by blue midget
It’s that time again! Email your questions and comments to , and we’ll get them posted here with answers.
Dear Blue Midget,
I need advice on how to make my girlfriend stop spending money on things for the house like STICKS that are “decorative.” I mean, we had an agreement to not spend money on things and to try and save to pay down some debt, but she is buying stuff – clothes, strainers, BLOODY STICKS, frames for photos, expensive shampoos! Does this mean I can buy more Video Games or UPGRADE the PC? DECORATIVE STICKS!!! I asked her if I could toast Marshmallows with them and she didn’t talk to me for an hour! DUMB!!! It’s a stick – a long twig looking thing, like 5 ft long. She bought a million of them! Bloody hell!
Decorative Stick Owner
Dear Decorative Stick Owner,
Dear Blue Midget,
I have a friend who just found out that her sick mother in law will be coming to live with her for at least a year. Her mother in law, though sick, is a control freak and has already sent a list of demands including changes to not only her room but the whole house. My friend is beside herself with anxiety over what hell her life is going to be like for the next year or more. She is afraid she will not be the queen of her castle anymore, and her husband is a momma’s boy so she can expect no backup from him. She asked my advice and I have no idea what to tell her. The first thing I could think to tell her was to put down the phone, open the door, and run like the wind, but that is not very practical. What should my friend do?
Better Her Than Me
Dear Better Her Than Me,
There is a saying, and it is generally believed to be true, that “the customer is always right.” It is a good general rule to follow, although there are always exceptions. Along with good customers that we want to appreciate and do all that we can for, there is always a person or two who generally believe we should bend over backwards for them, fulfilling all kinds of ridiculous requirements and requests, simply because they are the customer. As a retail manager, I learned early on that there is some business that you just don’t want. And there comes a time, when you need to remember, kindly and respectfully, that some people are more than welcome to take their business elsewhere.
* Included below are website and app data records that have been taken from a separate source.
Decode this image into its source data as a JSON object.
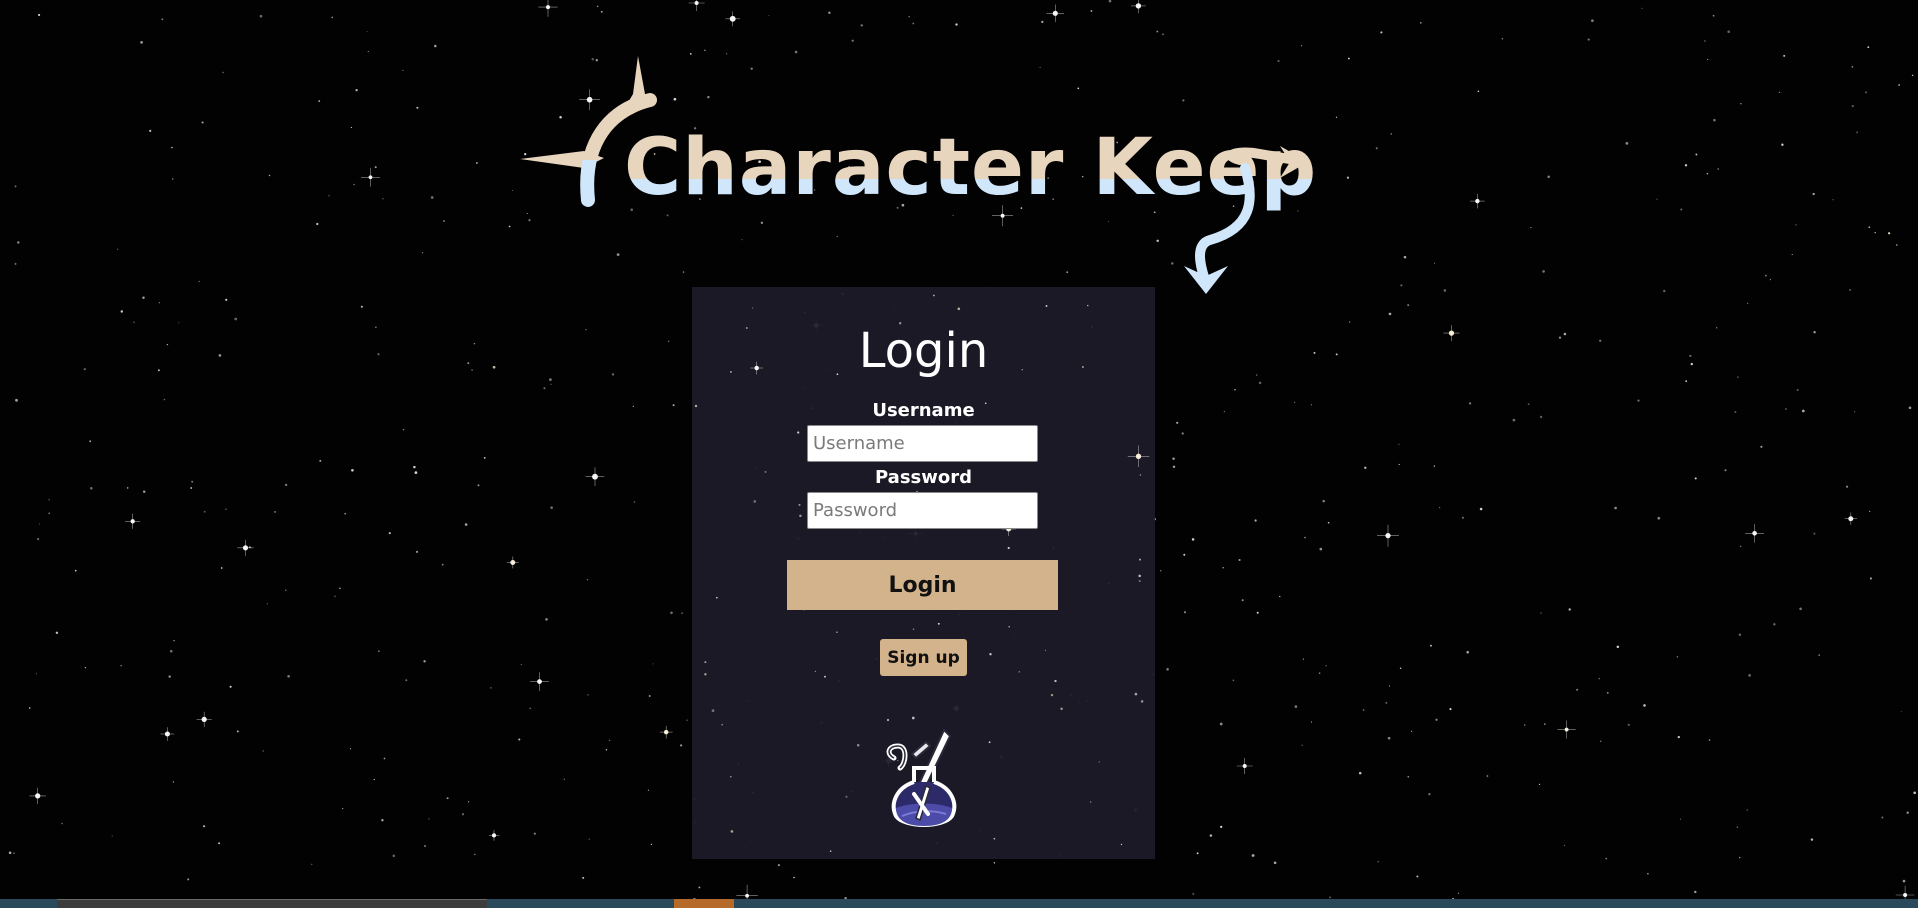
{
  "app": {
    "logo_text": "Character Keep"
  },
  "login": {
    "title": "Login",
    "username_label": "Username",
    "username_placeholder": "Username",
    "username_value": "",
    "password_label": "Password",
    "password_placeholder": "Password",
    "password_value": "",
    "login_button": "Login",
    "signup_button": "Sign up"
  },
  "icons": {
    "logo_decoration": "sparkle-arrow-ornament",
    "panel_emblem": "potion-sword-icon"
  },
  "colors": {
    "background": "#000000",
    "panel": "#1e1b28",
    "accent": "#d2b38c",
    "logo_cream": "#e8d5bd",
    "logo_blue": "#cfe6fb",
    "potion_purple": "#4c4ba8",
    "text": "#ffffff"
  }
}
Your friend should not take any of this personally. Instead, she should view it as a manager who runs a business – it is her store to be managed, and she should not feel that it is up to her to fulfill her mother-in-law’s every request. But, be professional. Don’t get personal about it, because emotions can cause the situation to get out of hand. If I were her, I would choose to incorporate the changes that make sense, and the rest I would not do – but be professional about it. She should probably also, professionally, explain her feelings to her husband and the stand she will be making about this. Now, if her husband chooses to bend over backwards for his mother, that’s his choice, and she should respect that. However, your friend should not feel obligated.
I have seen, firsthand, how a person will continually get walked over and taken advantage of by the same person or persons over and over again. And most of the time, this happens because the victim allows it. Some people feel bad about setting boundaries for themselves, allowing others to take advantage of them. However, people will continue to take advantage of you until you tell them that what they are doing is not okay. Until that point, the offender keeps on doing it because your actions tell them that it’s ok. So there comes a point where we need to respectfully, politely and firmly say, “No.” But we don’t, because we aren’t being “nice” and guilt sets in. Thus, we sabotage ourselves. In the same way, the mother-in-law keeps on doing this because the son has never said no. Let me be the first to tell your friend that it is okay to set boundaries for herself. But she should be polite and stand her ground, without letting emotion get in the way. Be professional.
Most importantly, while her mother-in-law is staying there, your friend should schedule regular dates with her husband once a week to get away, just the two of them, over a movie or dinner, or whatever they fancy. If the mother-in-law cannot be left alone, have someone come over to sit with her for a few hours – yes, I’m dead serious. I would also suggest that she schedule at least one other thing for herself – a book club, a church function, whatever – once a week or once every other week for just herself, until her mother-in-law is gone out of the house, even if she ends up staying there for the next year and a half.